You are here
SEIA is the solar energy industry’s go-to source for the latest coverage on solar power, including U.S. and international policy, research and polls, business and financing trends, and more. Our staff strives to support the media covering solar energy issues and guide our members on effective media outreach with clear statements, background materials, news and multimedia resources.
SEIA is committed to informing policymakers, the media, and the American public about the benefits of solar energy for today’s communities, our economy, and our country.
Learn more from our statements and industry news below.
Every state in the union has benefited from solar power’s remarkable growth over the last few years. In an actual headcount of employees, DC-based The Solar Foundation has found 119,000 employees in solar companies across the country.
Arizona’s solar industry has 9,800 direct jobs, ranking it second in the country behind only California, according to one of the first nationwide surveys on the industry’s employment creation.
WASHINGTON, DC -- Calling job creation in America a “shared goal,” the Solar Energy Industries Association (SEIA) today joined other trade associations, labor unions, environmental groups and business and community advocates in pushing for new efforts to address climate change, rebuild America’s aging infrastructure and foster innovation.
Rhone Resch, president and CEO of the Solar Energy Industries Association (SEIA), released the following statement today after an announcement by Walmart that it is dramatically increasing its use of renewable energy:

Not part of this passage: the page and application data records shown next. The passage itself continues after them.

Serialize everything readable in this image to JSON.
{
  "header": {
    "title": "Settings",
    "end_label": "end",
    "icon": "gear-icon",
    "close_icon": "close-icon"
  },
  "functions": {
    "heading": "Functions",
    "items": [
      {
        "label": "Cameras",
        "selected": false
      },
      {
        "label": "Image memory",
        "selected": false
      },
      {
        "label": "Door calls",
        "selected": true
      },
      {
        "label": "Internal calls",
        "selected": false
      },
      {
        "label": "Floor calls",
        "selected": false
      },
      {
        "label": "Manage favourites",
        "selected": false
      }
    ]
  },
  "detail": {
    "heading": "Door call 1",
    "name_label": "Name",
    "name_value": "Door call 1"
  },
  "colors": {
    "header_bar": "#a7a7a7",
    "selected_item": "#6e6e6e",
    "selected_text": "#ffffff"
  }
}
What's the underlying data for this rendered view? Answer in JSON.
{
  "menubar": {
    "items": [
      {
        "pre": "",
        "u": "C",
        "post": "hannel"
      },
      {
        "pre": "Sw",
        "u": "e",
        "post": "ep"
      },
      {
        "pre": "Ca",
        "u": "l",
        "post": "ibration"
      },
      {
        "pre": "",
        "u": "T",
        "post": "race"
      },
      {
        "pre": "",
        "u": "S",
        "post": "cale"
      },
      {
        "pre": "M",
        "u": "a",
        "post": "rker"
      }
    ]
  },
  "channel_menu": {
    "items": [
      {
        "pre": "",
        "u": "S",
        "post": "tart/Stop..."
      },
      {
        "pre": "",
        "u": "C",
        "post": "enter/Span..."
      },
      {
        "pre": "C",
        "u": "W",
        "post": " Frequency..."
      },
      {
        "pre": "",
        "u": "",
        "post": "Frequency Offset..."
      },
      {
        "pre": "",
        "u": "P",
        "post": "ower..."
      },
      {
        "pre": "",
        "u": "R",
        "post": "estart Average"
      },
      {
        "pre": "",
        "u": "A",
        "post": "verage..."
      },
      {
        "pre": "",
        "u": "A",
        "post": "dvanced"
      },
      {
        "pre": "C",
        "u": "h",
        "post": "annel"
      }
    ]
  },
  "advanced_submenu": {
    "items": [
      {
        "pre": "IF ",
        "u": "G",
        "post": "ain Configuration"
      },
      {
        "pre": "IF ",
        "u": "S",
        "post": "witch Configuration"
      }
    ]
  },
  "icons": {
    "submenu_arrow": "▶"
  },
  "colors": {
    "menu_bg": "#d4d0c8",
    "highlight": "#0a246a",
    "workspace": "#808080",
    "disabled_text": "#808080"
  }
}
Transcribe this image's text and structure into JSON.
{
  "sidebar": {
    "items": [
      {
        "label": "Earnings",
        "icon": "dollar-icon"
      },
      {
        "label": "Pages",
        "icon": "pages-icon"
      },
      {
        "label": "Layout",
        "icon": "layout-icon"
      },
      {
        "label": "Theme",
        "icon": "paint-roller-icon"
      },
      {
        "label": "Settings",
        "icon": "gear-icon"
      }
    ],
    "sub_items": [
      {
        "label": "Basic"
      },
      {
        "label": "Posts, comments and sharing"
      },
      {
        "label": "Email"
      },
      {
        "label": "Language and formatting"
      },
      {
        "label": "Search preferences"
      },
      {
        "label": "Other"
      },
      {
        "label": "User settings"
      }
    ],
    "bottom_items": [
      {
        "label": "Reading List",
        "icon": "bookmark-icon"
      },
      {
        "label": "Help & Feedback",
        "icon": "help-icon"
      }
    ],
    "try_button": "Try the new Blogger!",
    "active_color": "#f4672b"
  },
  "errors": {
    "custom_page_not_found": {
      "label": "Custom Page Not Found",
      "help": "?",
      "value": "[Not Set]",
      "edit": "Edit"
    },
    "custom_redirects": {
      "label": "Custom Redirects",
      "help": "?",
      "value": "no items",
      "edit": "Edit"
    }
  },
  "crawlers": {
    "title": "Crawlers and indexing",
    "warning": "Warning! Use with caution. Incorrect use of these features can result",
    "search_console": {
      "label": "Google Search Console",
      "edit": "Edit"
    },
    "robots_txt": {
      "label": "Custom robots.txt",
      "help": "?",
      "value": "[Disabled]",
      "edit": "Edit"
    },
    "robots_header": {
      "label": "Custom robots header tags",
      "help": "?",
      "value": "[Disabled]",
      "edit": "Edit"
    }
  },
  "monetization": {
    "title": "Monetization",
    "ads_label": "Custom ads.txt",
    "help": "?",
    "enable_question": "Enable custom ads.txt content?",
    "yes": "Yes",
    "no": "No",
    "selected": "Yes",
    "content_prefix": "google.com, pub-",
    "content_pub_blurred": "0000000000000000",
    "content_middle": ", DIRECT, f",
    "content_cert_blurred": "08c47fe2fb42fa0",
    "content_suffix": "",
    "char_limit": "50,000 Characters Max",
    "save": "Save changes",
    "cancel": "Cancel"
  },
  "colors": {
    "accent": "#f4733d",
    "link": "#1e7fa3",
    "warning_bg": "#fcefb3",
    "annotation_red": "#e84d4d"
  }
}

Brendan O'Connor, born in Ireland, says he found a pot of gold on the sunny roof of his West Boylston Street restaurant when he installed 32 solar panels there four years ago.
Six states got 10 percent or more of their power from wind, solar and geothermal power in 2011. That's double the number from just a year ago. Not bad for a down year. CleanEdge released its State Clean Energy Index on Wednesday, tallying up the state of green energy and technology across the 50 states of the union as of the end of 2011.
The Obama Administration has just launched a $120 million research program for new energy materials called the Critical Materials Hub, which is designed to ensure that U.S. companies get a steady supply of rare earths and other resources needed for manufacturing solar cells, advanced batteries and other alternative energy technologies.
The Economic Times
NEW DELHI: Indian manufacturers of solar equipment are seeking anti-dumping duty on imports from China, Malaysia, Taiwan and the US on the grounds that local industry is bleeding because of "ridiculously low" price of foreign equipment.
The industry wants anti-dumping in imports of solar photovoltaic (PV) cells and modules, and has filed an application to the directorate general of anti-dumping and allied duties (DGAD).
Renewable energy needs help. Technological innovation has significantly reduced the cost of solar panels, wind turbines and other equipment, but renewable energy still needs serious subsidies to compete with conventional energy. Today, help comes mostly in the form of federal tax breaks.